## THE DATA
• • •

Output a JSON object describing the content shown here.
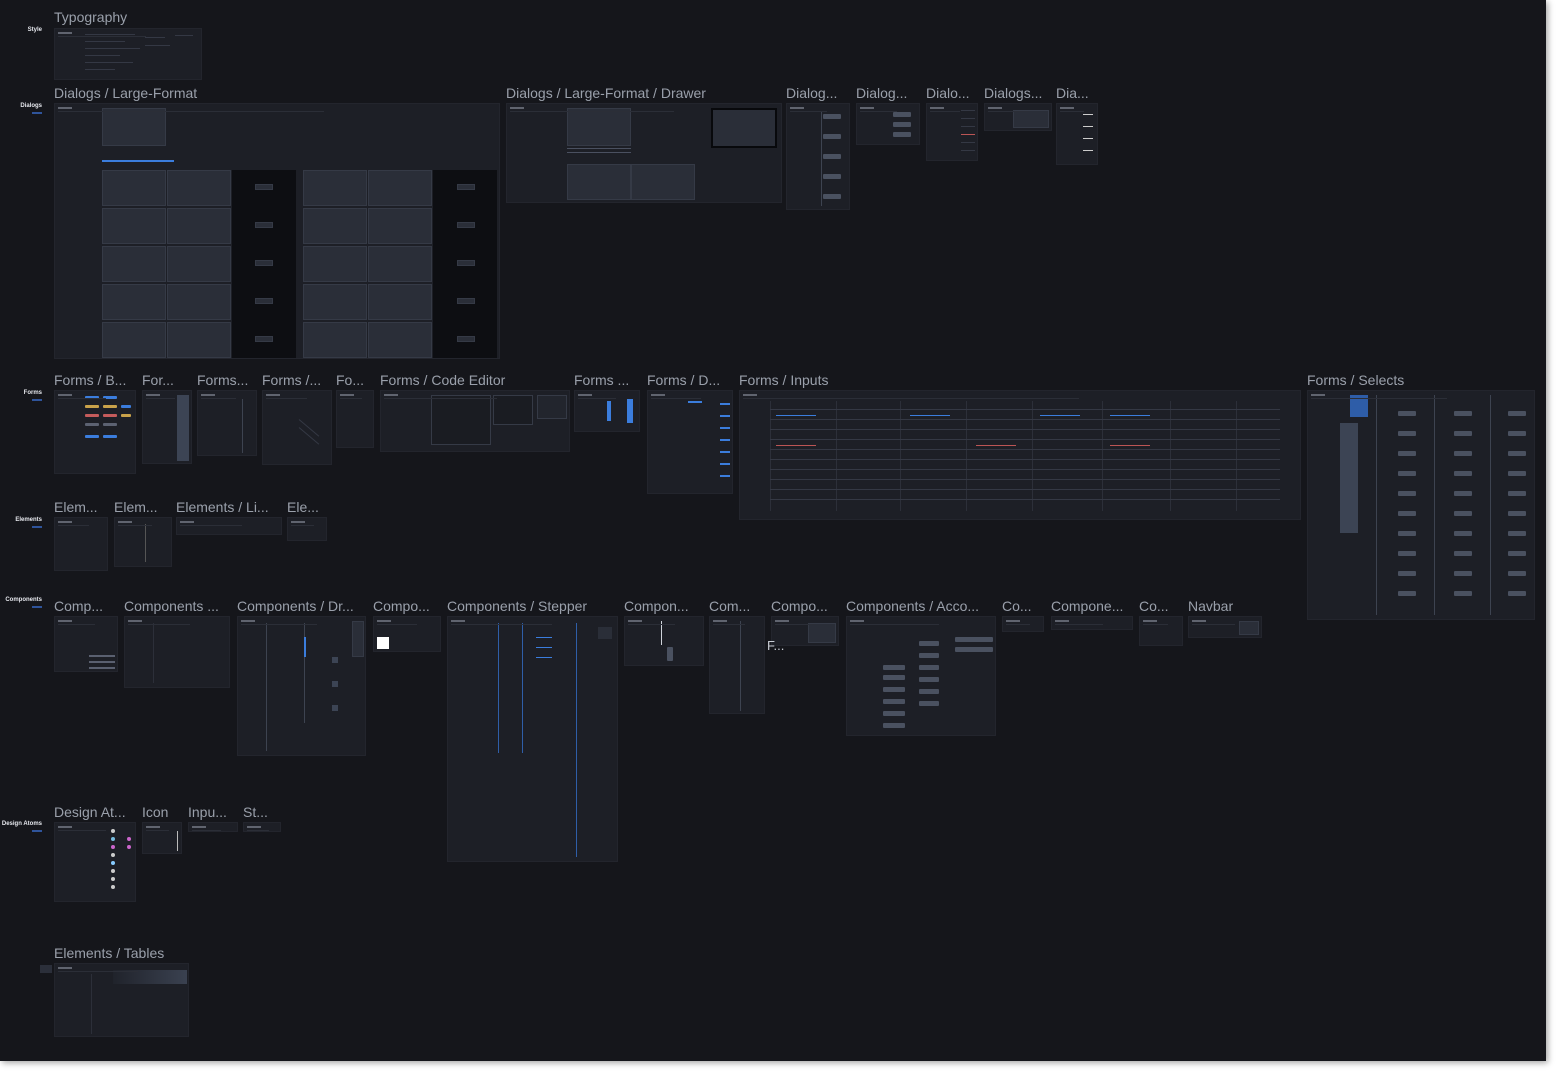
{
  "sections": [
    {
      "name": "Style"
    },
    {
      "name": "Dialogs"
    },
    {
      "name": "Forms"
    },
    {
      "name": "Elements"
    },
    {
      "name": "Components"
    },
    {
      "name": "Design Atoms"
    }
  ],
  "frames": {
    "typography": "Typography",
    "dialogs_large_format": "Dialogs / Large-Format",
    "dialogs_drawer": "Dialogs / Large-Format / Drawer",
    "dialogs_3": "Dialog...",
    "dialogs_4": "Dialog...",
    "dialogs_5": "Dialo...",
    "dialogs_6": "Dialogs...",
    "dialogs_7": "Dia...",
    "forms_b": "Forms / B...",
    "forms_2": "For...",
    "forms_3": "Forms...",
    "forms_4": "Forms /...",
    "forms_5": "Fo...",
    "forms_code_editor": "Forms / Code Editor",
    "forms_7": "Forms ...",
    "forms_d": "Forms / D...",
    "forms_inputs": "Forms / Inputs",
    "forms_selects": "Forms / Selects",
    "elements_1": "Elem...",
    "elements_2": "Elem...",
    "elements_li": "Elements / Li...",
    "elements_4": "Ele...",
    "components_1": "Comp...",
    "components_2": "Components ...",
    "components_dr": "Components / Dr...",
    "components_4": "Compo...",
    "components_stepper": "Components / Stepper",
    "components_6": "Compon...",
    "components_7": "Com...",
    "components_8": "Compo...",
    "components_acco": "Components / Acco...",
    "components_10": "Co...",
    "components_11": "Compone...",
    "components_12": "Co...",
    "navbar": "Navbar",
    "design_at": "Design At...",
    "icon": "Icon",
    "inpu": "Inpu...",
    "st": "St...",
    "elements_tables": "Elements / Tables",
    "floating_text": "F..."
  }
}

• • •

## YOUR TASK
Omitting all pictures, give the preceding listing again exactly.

## ANSWER FOR THIS EXERCISE
Output a JSON object describing the content shown here.
{
  "sections": [
    {
      "name": "Style"
    },
    {
      "name": "Dialogs"
    },
    {
      "name": "Forms"
    },
    {
      "name": "Elements"
    },
    {
      "name": "Components"
    },
    {
      "name": "Design Atoms"
    }
  ],
  "frames": {
    "typography": "Typography",
    "dialogs_large_format": "Dialogs / Large-Format",
    "dialogs_drawer": "Dialogs / Large-Format / Drawer",
    "dialogs_3": "Dialog...",
    "dialogs_4": "Dialog...",
    "dialogs_5": "Dialo...",
    "dialogs_6": "Dialogs...",
    "dialogs_7": "Dia...",
    "forms_b": "Forms / B...",
    "forms_2": "For...",
    "forms_3": "Forms...",
    "forms_4": "Forms /...",
    "forms_5": "Fo...",
    "forms_code_editor": "Forms / Code Editor",
    "forms_7": "Forms ...",
    "forms_d": "Forms / D...",
    "forms_inputs": "Forms / Inputs",
    "forms_selects": "Forms / Selects",
    "elements_1": "Elem...",
    "elements_2": "Elem...",
    "elements_li": "Elements / Li...",
    "elements_4": "Ele...",
    "components_1": "Comp...",
    "components_2": "Components ...",
    "components_dr": "Components / Dr...",
    "components_4": "Compo...",
    "components_stepper": "Components / Stepper",
    "components_6": "Compon...",
    "components_7": "Com...",
    "components_8": "Compo...",
    "components_acco": "Components / Acco...",
    "components_10": "Co...",
    "components_11": "Compone...",
    "components_12": "Co...",
    "navbar": "Navbar",
    "design_at": "Design At...",
    "icon": "Icon",
    "inpu": "Inpu...",
    "st": "St...",
    "elements_tables": "Elements / Tables",
    "floating_text": "F..."
  }
}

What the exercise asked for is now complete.